* [PROMPT]
The job is to find each line in the entries holding the string "into" and copy that line.

[Items from a data source]
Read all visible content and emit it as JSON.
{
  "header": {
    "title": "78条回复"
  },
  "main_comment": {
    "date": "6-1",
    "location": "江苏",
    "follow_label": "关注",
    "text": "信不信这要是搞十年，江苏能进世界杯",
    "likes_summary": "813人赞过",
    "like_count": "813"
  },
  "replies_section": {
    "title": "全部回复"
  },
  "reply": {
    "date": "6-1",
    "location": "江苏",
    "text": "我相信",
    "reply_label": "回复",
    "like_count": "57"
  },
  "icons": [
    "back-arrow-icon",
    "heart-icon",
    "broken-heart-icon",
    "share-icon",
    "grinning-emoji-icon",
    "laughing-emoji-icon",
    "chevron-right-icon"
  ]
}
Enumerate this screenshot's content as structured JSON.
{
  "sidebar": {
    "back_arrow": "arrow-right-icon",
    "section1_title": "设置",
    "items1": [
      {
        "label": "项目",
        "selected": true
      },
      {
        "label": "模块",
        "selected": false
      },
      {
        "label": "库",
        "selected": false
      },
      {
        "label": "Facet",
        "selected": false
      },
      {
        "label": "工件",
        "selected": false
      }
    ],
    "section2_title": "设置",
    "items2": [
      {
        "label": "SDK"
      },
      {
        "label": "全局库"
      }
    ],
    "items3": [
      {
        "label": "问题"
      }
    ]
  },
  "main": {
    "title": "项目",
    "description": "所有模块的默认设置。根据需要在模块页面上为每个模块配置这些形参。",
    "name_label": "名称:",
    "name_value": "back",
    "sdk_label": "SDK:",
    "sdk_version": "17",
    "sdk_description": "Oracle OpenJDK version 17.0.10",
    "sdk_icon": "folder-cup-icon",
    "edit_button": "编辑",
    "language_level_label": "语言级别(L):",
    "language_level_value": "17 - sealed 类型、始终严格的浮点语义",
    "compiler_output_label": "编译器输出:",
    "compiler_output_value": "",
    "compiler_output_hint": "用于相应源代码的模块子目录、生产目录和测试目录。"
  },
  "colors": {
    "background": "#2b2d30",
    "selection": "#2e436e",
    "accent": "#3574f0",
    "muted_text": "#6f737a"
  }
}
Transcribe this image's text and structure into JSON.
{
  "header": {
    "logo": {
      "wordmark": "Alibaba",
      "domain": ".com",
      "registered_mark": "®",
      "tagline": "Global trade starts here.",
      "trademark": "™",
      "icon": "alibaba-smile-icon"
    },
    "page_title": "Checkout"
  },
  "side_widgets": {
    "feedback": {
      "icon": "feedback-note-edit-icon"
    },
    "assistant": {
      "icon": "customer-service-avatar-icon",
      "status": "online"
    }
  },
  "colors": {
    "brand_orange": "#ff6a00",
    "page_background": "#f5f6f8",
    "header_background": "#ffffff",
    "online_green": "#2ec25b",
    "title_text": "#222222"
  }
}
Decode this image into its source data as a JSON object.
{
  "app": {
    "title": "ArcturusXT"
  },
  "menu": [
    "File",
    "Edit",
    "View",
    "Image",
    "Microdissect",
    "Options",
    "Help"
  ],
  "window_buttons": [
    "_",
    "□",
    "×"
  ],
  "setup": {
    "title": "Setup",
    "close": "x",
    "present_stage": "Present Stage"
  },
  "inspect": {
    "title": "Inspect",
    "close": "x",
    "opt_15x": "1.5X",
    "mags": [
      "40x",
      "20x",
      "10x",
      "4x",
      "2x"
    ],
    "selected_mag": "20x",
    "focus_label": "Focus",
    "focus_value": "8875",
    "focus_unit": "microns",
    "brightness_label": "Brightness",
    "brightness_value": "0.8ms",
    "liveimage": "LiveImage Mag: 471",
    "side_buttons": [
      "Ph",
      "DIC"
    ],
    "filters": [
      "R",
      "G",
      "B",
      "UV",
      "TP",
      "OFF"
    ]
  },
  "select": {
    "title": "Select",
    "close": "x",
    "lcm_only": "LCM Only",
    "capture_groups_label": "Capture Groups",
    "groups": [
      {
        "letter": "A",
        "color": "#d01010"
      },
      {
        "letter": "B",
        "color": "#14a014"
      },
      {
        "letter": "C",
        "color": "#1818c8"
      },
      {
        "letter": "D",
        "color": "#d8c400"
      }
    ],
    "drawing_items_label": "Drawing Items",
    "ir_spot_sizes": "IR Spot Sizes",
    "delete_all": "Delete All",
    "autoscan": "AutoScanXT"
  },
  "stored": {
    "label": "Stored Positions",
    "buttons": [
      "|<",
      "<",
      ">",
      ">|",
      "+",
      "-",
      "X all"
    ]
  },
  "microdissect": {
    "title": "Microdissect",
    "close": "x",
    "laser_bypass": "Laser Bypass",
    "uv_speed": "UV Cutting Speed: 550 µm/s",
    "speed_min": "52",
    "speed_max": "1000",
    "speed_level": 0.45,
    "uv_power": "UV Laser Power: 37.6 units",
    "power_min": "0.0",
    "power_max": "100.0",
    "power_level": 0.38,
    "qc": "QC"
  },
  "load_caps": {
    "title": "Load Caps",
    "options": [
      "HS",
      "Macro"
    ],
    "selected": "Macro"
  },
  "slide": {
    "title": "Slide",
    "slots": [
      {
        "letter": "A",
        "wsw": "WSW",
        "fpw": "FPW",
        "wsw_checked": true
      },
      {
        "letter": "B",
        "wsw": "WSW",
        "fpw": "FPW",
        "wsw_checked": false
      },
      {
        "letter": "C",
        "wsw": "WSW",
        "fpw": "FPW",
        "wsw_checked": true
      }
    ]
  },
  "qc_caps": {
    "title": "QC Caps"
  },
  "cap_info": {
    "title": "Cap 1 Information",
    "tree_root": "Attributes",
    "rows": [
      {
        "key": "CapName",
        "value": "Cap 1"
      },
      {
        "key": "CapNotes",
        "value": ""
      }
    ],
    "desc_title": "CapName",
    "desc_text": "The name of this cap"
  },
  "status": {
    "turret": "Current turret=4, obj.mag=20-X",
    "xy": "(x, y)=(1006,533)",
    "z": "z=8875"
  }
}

* [PROBLEM SOLUTION]
Transcribe this image's text and structure into JSON.
Decode this image into its source data as a JSON object.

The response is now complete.